So the United Kingdom is having an election on May 6 and recently held its first two “party leader debates” in history. British voters, not having been exposed to this kind of political set-piece before, apparently don’t know that the polling effects of these things are supposed to fade rapidly in the days afterward. Liberal Democrat leader Nick Clegg was widely judged to have won the first debate, and his party – perennial also-rans in British elections – are running either first or second in the polls, overtaking the previously favored Conservatives and distancing themselves from Labour by quite a margin.
It’s tough to tell what a Lib Dem “popular vote” victory would mean, in terms of either seat shares or government possibilities. It’s possible that the first-place party will still end up with a small minority of seats, while the third-place party will obtain the plurality.
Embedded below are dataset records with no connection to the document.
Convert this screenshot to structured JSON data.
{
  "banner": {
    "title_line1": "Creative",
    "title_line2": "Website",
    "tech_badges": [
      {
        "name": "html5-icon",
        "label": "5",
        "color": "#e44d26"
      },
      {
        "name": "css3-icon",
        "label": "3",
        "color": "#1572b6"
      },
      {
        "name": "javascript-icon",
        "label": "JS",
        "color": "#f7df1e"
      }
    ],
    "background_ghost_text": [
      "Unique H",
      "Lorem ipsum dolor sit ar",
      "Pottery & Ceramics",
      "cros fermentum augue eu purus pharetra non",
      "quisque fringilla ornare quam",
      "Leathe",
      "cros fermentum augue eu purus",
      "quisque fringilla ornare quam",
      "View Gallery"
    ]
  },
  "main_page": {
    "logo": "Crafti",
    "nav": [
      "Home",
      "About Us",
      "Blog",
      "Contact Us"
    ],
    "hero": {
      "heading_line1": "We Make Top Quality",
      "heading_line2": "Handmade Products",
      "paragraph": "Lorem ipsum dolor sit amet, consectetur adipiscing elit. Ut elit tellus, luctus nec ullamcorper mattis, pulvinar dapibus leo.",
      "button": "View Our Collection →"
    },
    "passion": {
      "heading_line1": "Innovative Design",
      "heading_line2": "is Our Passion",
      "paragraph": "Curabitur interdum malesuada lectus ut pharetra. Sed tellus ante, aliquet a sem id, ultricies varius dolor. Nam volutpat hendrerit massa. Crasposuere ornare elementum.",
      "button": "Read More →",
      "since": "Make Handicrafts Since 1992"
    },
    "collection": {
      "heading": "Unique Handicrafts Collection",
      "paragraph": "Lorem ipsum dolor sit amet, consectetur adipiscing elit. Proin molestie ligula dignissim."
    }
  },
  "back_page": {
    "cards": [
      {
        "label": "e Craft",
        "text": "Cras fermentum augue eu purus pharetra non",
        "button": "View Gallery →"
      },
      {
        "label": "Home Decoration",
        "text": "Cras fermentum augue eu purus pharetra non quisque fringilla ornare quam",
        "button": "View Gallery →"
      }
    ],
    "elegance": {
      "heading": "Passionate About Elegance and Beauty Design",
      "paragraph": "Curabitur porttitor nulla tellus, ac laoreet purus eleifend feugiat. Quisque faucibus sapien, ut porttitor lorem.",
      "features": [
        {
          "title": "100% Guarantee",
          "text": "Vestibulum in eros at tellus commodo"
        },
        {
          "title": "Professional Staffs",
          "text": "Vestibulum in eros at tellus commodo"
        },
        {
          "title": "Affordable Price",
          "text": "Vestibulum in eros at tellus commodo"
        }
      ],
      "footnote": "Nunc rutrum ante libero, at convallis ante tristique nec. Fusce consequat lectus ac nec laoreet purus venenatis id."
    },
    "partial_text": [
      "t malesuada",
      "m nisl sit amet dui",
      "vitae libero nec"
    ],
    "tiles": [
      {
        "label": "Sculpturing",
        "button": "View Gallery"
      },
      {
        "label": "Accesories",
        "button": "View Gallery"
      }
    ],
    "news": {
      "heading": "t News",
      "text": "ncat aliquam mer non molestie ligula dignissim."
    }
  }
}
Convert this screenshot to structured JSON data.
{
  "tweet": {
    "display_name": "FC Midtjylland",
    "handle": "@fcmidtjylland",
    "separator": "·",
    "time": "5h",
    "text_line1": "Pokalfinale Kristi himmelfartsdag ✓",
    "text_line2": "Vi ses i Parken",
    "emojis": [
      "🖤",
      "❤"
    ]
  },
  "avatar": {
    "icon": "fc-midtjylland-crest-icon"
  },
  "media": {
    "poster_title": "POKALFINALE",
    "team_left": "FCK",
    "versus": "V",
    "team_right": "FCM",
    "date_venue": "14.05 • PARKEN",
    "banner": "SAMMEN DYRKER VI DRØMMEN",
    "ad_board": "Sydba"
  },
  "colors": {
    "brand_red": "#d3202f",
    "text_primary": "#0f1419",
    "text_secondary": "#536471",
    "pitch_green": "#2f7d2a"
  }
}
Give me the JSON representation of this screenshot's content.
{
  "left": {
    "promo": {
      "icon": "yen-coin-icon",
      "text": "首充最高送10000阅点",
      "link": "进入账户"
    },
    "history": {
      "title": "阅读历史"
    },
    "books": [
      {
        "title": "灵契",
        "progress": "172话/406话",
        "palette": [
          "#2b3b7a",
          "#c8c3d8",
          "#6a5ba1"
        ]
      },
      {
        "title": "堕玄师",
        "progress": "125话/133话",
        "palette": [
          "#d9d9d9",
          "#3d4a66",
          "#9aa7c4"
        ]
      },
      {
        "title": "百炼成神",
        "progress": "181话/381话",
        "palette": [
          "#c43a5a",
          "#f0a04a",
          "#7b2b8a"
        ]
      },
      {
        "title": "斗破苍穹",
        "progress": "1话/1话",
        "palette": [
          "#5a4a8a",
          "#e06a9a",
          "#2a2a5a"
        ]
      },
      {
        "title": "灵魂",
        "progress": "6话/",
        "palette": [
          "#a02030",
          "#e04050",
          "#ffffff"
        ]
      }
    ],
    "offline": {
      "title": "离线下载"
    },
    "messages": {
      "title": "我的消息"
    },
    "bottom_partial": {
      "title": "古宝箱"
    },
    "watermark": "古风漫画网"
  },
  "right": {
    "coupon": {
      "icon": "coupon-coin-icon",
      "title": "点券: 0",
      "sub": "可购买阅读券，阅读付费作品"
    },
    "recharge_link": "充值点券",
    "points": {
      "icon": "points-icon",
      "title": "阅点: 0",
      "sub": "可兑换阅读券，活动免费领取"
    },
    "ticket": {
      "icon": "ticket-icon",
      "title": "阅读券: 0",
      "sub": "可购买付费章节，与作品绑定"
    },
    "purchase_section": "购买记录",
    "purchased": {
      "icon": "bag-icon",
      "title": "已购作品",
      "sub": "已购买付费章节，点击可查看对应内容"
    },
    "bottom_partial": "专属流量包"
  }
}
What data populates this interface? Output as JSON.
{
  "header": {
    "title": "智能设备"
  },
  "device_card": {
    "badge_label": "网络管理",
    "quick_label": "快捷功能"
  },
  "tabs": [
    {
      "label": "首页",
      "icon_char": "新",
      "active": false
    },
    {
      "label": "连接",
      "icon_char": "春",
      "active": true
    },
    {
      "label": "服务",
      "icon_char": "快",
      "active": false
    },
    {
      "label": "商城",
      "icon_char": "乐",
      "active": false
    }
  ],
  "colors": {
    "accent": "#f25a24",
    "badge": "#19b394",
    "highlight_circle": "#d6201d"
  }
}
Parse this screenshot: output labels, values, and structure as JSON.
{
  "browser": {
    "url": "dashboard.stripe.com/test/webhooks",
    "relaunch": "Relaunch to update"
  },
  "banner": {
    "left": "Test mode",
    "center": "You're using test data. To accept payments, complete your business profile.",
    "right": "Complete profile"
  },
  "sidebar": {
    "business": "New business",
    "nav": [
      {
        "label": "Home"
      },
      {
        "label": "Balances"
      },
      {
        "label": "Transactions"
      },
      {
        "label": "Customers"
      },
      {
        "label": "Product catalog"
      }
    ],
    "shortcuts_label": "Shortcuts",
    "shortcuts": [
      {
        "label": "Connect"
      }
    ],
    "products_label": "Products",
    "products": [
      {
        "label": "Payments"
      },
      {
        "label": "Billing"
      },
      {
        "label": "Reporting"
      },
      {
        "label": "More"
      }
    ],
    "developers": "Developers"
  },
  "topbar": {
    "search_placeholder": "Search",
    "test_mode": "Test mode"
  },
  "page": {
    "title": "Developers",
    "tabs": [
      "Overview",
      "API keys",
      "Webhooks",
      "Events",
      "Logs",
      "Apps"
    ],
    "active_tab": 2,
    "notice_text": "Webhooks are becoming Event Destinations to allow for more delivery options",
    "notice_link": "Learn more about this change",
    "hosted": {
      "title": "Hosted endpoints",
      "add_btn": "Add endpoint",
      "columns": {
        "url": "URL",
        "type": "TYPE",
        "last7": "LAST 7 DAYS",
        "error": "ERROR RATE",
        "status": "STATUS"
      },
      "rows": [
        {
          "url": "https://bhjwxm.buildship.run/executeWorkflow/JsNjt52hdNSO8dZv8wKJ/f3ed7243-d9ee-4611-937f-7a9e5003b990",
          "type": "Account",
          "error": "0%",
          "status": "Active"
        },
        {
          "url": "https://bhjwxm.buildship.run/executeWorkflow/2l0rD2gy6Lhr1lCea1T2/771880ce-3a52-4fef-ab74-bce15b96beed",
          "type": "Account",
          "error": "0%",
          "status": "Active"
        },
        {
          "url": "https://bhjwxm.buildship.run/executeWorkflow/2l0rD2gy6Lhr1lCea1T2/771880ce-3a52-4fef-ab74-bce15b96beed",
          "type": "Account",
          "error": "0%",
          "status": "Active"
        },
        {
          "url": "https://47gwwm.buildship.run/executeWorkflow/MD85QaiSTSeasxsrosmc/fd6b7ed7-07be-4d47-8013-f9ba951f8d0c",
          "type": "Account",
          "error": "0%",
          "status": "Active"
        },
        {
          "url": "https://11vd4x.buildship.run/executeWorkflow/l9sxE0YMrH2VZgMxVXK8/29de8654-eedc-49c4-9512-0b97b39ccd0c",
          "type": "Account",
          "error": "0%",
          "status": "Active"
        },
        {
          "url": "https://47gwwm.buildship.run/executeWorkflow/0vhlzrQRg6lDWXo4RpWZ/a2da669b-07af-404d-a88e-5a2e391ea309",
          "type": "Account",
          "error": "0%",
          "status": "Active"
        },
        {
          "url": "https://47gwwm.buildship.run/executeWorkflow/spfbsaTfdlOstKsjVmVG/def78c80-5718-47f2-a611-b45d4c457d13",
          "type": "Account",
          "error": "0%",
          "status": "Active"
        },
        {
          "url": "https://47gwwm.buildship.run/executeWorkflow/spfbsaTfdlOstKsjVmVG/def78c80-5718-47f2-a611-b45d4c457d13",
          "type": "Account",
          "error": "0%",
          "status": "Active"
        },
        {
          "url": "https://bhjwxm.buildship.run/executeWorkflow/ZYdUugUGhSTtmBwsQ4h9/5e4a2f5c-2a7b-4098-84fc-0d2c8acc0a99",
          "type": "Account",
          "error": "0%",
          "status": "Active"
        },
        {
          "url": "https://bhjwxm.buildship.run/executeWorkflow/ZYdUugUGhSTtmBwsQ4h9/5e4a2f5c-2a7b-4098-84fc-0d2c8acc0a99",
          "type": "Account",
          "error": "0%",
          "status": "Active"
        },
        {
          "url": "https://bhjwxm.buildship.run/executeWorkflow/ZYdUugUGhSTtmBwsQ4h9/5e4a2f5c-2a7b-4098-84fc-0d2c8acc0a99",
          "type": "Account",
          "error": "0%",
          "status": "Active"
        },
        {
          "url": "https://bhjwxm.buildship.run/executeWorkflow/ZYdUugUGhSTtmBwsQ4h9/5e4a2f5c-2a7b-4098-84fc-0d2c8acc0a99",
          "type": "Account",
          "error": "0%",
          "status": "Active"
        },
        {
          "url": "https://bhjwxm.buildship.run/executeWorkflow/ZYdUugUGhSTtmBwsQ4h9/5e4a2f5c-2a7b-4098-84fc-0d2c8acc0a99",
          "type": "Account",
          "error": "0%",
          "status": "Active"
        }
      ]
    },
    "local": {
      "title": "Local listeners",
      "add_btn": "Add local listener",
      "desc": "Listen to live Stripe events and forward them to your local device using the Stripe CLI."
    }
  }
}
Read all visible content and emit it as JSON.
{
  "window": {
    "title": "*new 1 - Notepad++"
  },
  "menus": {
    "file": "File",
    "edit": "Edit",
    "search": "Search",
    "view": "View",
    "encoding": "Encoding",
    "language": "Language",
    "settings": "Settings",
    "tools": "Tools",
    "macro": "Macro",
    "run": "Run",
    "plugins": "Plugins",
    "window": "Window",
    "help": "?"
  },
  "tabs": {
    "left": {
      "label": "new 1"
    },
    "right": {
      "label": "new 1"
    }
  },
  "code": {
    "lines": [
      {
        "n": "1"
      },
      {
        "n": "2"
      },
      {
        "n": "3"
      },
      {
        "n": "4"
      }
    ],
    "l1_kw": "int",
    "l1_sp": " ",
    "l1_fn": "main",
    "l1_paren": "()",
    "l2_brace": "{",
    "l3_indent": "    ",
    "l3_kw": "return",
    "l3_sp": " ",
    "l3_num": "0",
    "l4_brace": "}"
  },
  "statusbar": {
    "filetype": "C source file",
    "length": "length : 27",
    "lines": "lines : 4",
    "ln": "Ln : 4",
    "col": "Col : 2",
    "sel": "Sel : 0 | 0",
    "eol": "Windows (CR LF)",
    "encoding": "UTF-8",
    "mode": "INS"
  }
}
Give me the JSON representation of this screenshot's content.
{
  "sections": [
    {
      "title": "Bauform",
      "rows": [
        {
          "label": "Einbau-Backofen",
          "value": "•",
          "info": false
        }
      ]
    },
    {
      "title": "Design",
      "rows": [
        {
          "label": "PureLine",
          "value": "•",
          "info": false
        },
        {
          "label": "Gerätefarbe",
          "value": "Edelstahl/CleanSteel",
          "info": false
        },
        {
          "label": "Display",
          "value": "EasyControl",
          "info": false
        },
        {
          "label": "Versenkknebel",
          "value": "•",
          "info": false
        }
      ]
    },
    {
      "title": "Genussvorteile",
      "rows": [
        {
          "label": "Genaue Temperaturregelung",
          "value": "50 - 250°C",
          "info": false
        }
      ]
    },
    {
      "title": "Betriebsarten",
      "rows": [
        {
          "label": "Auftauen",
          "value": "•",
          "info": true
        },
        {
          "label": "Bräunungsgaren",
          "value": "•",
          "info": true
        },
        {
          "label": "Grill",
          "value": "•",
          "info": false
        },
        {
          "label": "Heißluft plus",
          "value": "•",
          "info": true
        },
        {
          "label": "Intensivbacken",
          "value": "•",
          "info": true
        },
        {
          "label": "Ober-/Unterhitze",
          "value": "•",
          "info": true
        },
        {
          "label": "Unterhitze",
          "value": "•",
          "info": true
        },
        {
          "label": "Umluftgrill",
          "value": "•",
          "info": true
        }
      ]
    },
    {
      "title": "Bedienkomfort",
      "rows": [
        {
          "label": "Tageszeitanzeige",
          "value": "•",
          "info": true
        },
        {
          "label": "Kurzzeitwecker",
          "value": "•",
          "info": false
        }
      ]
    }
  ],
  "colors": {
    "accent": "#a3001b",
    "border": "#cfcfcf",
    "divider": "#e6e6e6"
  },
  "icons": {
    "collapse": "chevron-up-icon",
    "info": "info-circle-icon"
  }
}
A good site for following the extraordinarily volatile polls and betting markets in the days leading up to the election is politicalbetting.com.